This is officially one of my favorite black teas. It’s like I do not need an Earl Grey again. I got some from Phoenix Herb Co. which is an awesome spice and herb seller, and they had this as an option. Got two ounces, and a part of me thinks I should have bought more of this than the Lapsang.
So I show it off to my hot beverage enthusiast teaching mentor, and I add to many leaves. I’d hope this tea would help his sickness as it did with mine, but the black tea gave off a really strong coffee note. Who knew that a Bai Lin could do that? The citrus florals were still phenomenal, but the black tea was a complex shift of too strong. I added significantly more water for my mentor hoping it would be better for him.
I admit this was a fail, but I also feel like I fail him. He’s been very patient with me and letting me take over class, but I’ve been having a hard time with classroom management as of lately. My posture has been closed off and it’s been a little difficult getting the kids attention.
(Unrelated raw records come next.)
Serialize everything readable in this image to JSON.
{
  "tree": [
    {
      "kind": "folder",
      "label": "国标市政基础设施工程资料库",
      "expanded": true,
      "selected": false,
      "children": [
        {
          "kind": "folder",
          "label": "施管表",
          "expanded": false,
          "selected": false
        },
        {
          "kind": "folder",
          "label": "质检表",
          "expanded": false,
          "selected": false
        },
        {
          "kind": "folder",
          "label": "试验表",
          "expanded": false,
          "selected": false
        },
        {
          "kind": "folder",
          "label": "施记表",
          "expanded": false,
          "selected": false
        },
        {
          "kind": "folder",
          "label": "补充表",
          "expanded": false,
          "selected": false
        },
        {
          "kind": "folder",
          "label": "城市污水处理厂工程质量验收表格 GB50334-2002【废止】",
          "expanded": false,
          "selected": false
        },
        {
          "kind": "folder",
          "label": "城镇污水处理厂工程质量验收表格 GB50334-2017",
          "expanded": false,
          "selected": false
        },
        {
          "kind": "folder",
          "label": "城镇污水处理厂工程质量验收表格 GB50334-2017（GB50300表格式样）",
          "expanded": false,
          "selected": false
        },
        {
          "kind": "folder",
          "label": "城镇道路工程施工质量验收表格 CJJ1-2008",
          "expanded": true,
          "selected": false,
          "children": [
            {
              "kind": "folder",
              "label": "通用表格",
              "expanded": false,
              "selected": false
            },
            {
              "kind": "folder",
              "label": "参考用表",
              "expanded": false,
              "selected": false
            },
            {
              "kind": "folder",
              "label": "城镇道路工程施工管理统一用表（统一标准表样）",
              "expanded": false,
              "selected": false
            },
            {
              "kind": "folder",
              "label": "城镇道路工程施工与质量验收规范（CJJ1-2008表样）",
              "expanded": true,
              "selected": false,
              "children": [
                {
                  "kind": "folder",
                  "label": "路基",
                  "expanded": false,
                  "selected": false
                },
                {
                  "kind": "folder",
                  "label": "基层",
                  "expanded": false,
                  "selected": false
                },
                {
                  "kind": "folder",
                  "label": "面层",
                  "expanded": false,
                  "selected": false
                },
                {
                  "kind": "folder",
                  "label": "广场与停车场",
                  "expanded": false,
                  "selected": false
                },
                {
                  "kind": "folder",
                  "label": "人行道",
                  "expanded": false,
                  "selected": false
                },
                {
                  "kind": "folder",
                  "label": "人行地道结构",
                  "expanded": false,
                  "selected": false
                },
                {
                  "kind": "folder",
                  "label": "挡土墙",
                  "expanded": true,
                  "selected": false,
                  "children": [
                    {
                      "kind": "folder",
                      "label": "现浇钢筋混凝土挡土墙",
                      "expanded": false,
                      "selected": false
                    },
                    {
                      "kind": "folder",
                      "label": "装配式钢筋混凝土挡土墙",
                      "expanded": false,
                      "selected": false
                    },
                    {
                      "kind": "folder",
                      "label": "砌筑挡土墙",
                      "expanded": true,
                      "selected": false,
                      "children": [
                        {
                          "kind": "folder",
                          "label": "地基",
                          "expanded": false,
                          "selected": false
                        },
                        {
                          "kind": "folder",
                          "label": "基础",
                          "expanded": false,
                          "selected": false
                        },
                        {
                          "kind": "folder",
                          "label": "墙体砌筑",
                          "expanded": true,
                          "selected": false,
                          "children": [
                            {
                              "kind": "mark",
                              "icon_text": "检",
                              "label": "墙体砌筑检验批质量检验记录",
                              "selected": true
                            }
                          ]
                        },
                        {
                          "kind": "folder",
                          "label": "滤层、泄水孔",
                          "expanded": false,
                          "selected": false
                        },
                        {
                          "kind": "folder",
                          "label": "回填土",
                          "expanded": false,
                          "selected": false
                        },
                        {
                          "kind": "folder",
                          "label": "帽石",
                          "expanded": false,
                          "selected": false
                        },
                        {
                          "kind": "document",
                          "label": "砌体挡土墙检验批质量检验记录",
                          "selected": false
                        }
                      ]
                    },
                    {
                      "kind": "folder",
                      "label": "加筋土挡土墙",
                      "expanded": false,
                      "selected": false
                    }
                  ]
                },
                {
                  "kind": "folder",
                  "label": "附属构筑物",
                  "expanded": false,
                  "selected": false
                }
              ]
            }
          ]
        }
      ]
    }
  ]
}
The real struggle is managing them with warm up games which my mentor can do with professional ease, whereas it gets awkward for me. There are a few students in my class that would prefer to read a book or do their assignments, and unfortunately, I was one of those students in middle school. I gotta fight that unconscious urge, and I gotta get used to doing new things like those new games. Anyway, I am so glad that my mentor does those games for mental and physical warm ups for his class, and I hope he enjoyed the rest of the tea that I brewed for him. If it doesn’t over-steep.
My dear friend gave a very generous portion of this tea. I’ve wanted to try it, but wow, this amount is insane.
Anyway, this tea works Gong Fu and I’ve yet to do it Western. It is a very dry tea-so dry that I remember this tea is literally made of twigs. ‘Autumn leaf pile’ is right and I get a very fall feel though it’s not bad now in winter. There is a little bit of a fruit quality that I associate with white in the background-lychee is close, maybe honey, but it’s buried beneath the leaves in taste. A bit smoky too. Yeah, it’s on the complex side.
I’m not sure if I like it or not though I thought I would. Maybe a few more tries might get me to change my mind. It’s dry overall.
After trying Shang’s Tangerine Blossom, I got hooked and had to go on a search for it and some Lapsang Souchong. Typing it up on the Google, the Tangerine Blossom showed up on their website, they were in the same city as Shang, and the tea had the exact description. This company had all the teas I was looking for and for slightly cheaper than Shang, so I decided to get a lot.
This one was balanced Lapsang. Smokey and thick like tree sap and pine resin, but sweet enough to stand on its own. Very easy to drink, but powerful. Just what I was looking for. Now to tuck in the little staple to the side.